Does UL Listing Matter?
Consider two sets of outdoor cantina lights for your backyard deck, one listed and one not. The UL-listed set is certified for year-round outdoor suitability and electrical safety, and the cord has enhanced flex and strain relief components. The other might be a perfectly capable string of lights, but how would you know?
A UL mark is a quick way for consumers to determine a product was manufactured to a high safety standard. If you have a choice, go with the listed product every time.
UL listing also matters for DIY projects around your home. Remember, the NEC and other code bodies require certain installations and products be listed to be code compliant.

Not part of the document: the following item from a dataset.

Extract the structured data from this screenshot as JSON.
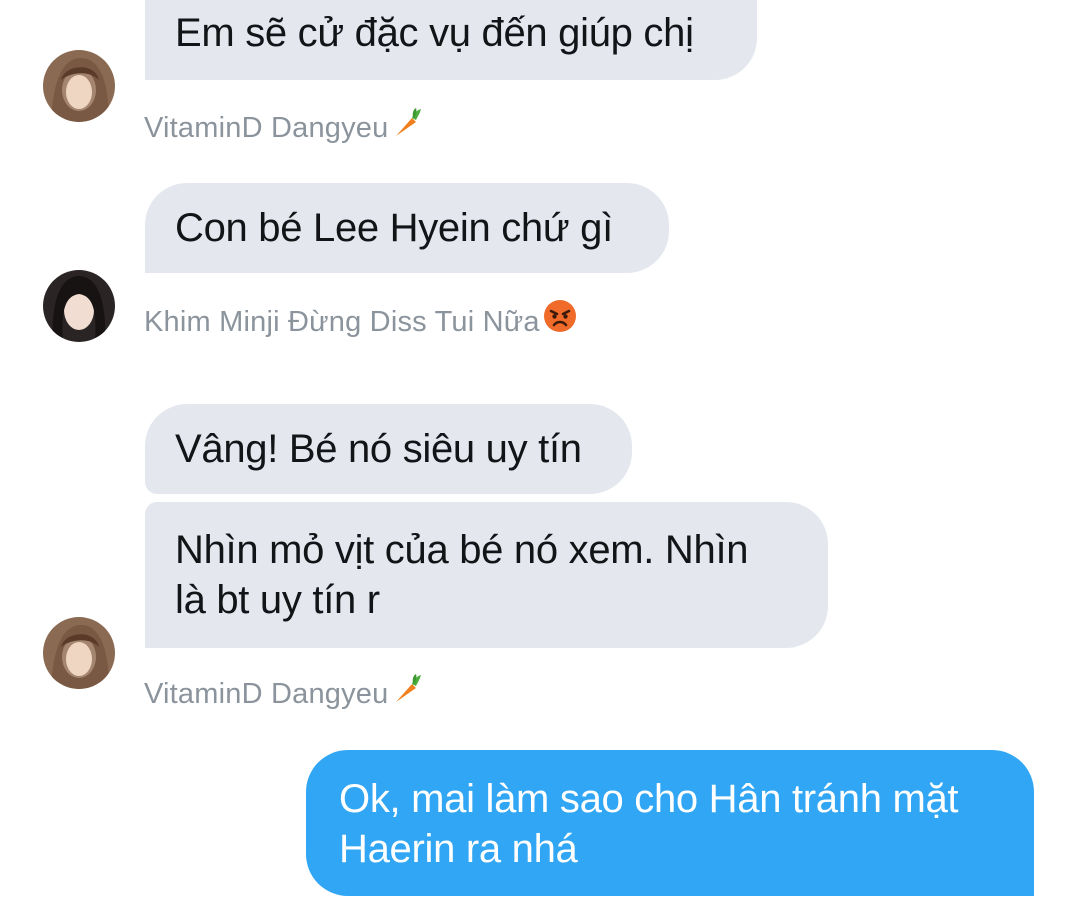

Before starting any project, particularly electrical, read and understand the relevant code for your project or consult with a licensed tradesperson. Buy approved products and follow the instructions included with the product. UL listing doesn’t cover “off-label” installations.
What if you’ve done your due diligence and installed the UL listed cantina lights, but you come home to a melted mess at the end of the cord?
First, turn off the electricity before unplugging it, then tell UL. They’ll investigate the lights, follow up with the manufacturer if needed, and possibly put out a public notice. Always report suspected faulty products or counterfeit UL listings.
UL Listed vs. UL Recognized
- UL Listed: This mark refers to the entire standalone item, whether it’s a simple metal outlet box or a front-loading high-efficiency washing machine. The marks on these two products might look slightly different — the washing machine could have an energy efficiency notation on the mark, for example — but they will both be listed as a complete product.
- UL Recognized: This mark is used for components of products, not the finished product itself. The front-loading washing machine will have multiple UL-recognized parts, such as circuit boards, switches and an internal power supply. Each of those could also be made up of multiple recognized components.